“We’ve been together about two years now. Every summer UPMC Hamot has a big picnic for all its employees, and uses a deejay for entertainment,” Dr. Dexter said, explaining the band’s origin. ”During a discussion with a hospital administrator, we decided it would be great if we could find providers who worked at the hospital interested in forming a band. The original thought was that we would play limited and specific functions and events only.”

Malpractice’s logo.

Malpractice’s logo.

Malpractice played its first gig only one year ago, but within a short time, the band has emerged as a significant rock band in the Erie region. The band’s members are Paul Mirone, MD, family medicine, guitar and vocals; Jeff Larson, CRNP, bass and vocals; Mike Marino, lead guitar, guitar instructor, musical instrument/professional audio sales, and whose wife is a Hamot nurse; and Rob Chandler, DO, family medicine, drums and vocals. The band has signed up for new gigs at many local venues and is currently booked through November 2014.

“We do it for fun and never dreamed that we would be doing this many performances,” Dr. Dexter said. In August 2013, the band enjoyed its biggest break. They performed at a yacht club next door to a popular bar. The bar owner liked what he heard and hired the band to play on Halloween and New Year’s Eve as well as for three summer shows.

For Dr. Dexter, the band represents a lifetime of musical interest. “I sang in a professional boys’ choir, starting at age eight,” he said. “I had extensive voice training, and one way or another, I always find my way back to music.” Music is an integral part of his family life too. His daughter is a singer and was the opening act for the first Malpractice show, and his son plays saxophone and drums. His wife attends all the performances and offers a critical eye and encouragement.

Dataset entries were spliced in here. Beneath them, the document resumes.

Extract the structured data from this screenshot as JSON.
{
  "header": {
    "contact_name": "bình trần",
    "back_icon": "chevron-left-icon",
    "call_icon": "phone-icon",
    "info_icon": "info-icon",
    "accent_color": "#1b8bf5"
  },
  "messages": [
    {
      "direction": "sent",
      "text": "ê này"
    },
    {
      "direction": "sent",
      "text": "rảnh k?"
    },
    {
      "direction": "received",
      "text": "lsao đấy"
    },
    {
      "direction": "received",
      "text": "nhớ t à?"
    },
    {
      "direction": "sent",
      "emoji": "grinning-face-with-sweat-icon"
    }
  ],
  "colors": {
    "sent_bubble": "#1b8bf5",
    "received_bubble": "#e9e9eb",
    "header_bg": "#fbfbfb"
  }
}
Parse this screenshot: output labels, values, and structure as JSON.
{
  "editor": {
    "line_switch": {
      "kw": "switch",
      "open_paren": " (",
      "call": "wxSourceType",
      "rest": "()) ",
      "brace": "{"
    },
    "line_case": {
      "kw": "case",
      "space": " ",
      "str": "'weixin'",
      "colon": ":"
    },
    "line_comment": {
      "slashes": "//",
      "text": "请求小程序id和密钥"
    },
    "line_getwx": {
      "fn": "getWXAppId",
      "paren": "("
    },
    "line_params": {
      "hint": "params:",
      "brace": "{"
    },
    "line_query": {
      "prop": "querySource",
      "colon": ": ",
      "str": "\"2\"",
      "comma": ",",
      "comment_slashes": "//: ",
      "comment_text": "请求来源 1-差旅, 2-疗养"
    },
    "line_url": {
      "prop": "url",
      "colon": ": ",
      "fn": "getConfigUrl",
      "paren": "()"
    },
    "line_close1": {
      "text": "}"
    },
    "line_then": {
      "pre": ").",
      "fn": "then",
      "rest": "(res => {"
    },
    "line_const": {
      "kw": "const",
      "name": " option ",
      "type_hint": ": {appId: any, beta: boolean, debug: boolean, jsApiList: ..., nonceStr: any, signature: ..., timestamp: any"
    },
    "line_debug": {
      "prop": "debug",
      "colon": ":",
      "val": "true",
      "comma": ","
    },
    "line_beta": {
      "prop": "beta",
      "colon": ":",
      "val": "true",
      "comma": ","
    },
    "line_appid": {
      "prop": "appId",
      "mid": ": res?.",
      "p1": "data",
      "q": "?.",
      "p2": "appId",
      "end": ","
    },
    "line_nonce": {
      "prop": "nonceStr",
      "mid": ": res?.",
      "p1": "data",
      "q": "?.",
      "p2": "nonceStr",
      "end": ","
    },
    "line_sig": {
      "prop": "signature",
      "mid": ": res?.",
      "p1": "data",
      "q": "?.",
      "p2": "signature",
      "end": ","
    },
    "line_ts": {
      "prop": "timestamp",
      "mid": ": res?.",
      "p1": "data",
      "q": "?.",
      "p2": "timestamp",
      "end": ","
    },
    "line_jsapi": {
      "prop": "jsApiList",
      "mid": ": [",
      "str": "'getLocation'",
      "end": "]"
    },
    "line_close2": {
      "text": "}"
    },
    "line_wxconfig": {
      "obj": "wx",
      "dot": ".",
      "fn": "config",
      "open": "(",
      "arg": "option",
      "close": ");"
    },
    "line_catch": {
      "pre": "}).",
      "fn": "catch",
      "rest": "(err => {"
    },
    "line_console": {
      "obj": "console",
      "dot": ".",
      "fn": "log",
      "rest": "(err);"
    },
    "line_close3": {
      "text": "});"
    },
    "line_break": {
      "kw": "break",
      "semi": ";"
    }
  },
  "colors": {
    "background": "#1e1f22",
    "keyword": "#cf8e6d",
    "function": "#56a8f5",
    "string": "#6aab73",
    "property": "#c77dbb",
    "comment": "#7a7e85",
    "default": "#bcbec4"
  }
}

Dr. Dexter, who thoroughly enjoys performing before a live audience, is convinced that being involved with the band makes him a more well-rounded person and, therefore, brings balance to his stressful surgical life. “It would be a stretch to say it makes me a better surgeon,” he said. “But I think it does help to have this life away from work that I enjoy so much.”

Malpractice is an eclectic group whose members represent different age groups and musical tastes. “We’re at different stages of life, but we spend a lot of time together, and we enjoy each other’s company. We have become great friends. We enjoy discussing the songs we like and deciding what music to play,” Dr. Dexter said. The band is for fun—but it also raises funds for charity, including the Howard Hanna Children’s Free Care Fund. They performed at Howard Hanna’s annual Choo Choo Chow Chow Fundraising Campaign, where food and door prizes provided by Erie businesses raises money for the local Shriners Hospital. Howard Hanna Real Estate Services in Erie has sponsored the fundraising drive for 25 years, raising, in total, more than $8.3 million for local hospitals. The band also raises money for the Erie-based John Kanzius Cancer Research Foundation. This foundation, which works to raise awareness and the potential for cancer research through human trials, supports ongoing research for the Kanzius Noninvasive Radiowave Cancer Treatment project, a cancer treatment without side effects.

“I have to say that all the band members are very excited and very happy about the way things have turned out,” Dr. Dexter said. “We’re just having fun with it. Someday it will have to end, but we’re not thinking about that now.”

For more information, including videos of Malpractice performances, visit the group’s Facebook page.

Malpractice playing live.

Malpractice playing live.

Reprieve from OR pressures

Surgeons experience the full range of human challenges and emotions every day. Even in their pressure-filled, hectic lives, some surgeons have discovered, as rock superstar Bruce Springsteen regularly proclaims, “the power, the glory, and the ministry of rock and roll.”

Tagged as: , , ,


Bulletin of the American College of Surgeons
633 N. Saint Clair St.
Chicago, IL 60611


Download the Bulletin App

Apple Store
Get it on Google Play
Amazon store